One of the major criticisms of the iOS app store from developers is how to deal with paid app upgrades. If someone makes an app, they get paid that one time. However, if they spend another year making great additions to that app, it is given free to people who have bought the app, despite new features added.
This runs counter to most software development revenue schemes. Where, you buy the newest version of Photoshop (or at least you did until the recent switch to subscription software!) each time a version comes out. This is not possible on the iOS app store, at least not easily.
A developer could put out say App 12, then App '13. But they are left with the dilemma of whether to remove 12 from the App Store. You don't want people accidentally installing an old version. Further you cannot add upgrade paths for cheaper upgrades to users who owned your older version. They simply have to pay full price for the new app just like any other user, which seems a bit unfair.
The arguments are laid out well in this blog post: http://blog.wilshipley.com/2012/03/mac-app-store-needs-paid-upgrades.html
However.
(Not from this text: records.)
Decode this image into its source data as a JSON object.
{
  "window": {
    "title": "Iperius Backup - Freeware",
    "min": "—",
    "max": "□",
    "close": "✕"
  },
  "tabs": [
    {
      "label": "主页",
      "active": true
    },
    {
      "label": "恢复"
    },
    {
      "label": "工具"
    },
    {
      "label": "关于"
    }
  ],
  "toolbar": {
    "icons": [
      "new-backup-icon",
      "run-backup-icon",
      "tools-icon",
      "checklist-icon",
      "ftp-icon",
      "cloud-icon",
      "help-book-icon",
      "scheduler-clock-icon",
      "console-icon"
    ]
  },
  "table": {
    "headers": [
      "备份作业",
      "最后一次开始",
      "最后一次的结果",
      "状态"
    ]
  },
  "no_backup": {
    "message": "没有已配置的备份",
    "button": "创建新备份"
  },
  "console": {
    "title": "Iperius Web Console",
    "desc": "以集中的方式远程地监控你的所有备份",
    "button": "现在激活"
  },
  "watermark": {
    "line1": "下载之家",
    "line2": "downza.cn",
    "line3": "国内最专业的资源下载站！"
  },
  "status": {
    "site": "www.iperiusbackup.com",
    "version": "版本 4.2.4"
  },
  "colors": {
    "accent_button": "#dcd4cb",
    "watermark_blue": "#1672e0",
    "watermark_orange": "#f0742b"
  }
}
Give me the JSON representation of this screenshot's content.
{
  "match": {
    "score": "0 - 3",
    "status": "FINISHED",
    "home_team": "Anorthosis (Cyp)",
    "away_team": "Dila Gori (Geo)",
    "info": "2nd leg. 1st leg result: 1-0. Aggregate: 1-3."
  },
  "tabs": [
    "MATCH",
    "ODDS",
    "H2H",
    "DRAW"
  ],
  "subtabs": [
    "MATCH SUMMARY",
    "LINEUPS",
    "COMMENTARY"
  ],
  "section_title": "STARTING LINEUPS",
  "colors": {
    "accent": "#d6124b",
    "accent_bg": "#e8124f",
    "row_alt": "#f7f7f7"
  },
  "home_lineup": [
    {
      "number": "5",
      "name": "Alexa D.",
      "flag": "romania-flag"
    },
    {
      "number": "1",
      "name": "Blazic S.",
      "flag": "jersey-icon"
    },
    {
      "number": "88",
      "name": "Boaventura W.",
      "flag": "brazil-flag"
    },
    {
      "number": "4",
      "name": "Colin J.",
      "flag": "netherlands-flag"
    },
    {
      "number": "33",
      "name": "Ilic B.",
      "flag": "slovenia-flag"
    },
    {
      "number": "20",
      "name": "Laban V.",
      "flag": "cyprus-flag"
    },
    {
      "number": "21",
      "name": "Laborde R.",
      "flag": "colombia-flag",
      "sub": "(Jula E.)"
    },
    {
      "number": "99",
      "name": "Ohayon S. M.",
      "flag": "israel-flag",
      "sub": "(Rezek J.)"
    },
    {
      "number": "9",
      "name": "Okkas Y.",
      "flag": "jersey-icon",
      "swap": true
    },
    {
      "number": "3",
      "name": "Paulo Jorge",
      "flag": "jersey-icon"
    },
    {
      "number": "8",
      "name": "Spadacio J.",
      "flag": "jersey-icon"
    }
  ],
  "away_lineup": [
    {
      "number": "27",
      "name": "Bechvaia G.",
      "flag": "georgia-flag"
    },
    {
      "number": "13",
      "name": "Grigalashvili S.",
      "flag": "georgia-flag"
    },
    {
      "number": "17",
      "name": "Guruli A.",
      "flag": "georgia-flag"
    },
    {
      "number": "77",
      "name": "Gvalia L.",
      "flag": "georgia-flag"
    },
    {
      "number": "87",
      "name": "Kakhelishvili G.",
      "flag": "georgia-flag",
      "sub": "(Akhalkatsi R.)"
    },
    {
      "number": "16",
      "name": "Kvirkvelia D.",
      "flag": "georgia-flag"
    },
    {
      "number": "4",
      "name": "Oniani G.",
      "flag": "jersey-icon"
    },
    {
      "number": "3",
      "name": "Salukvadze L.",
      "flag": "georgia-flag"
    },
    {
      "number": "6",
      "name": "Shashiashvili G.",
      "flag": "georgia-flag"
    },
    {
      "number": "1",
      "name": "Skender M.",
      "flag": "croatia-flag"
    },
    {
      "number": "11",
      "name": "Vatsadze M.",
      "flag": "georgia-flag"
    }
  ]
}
I noticed something in iTunes yesterday. Note the emphasis on "free" in the app update screen. I'm putting forward the theory that this emphasis isn't accidental. While, it is true, it could be just a reassurance to casual novice users that they aren't being charged anything. I think instead, it is going to be a clear differentiator when they announce and add "paid upgrades" to the iOS app store.
I think developers will soon be able to fork their apps, so that they can add a "paid upgrade" to go from 12 to 13 for a reduced price, while still being able to offer the app at version 13 for the full price. This would allow them to simply replace the 12 version, instead of keeping it in the store as some confusing legacy app.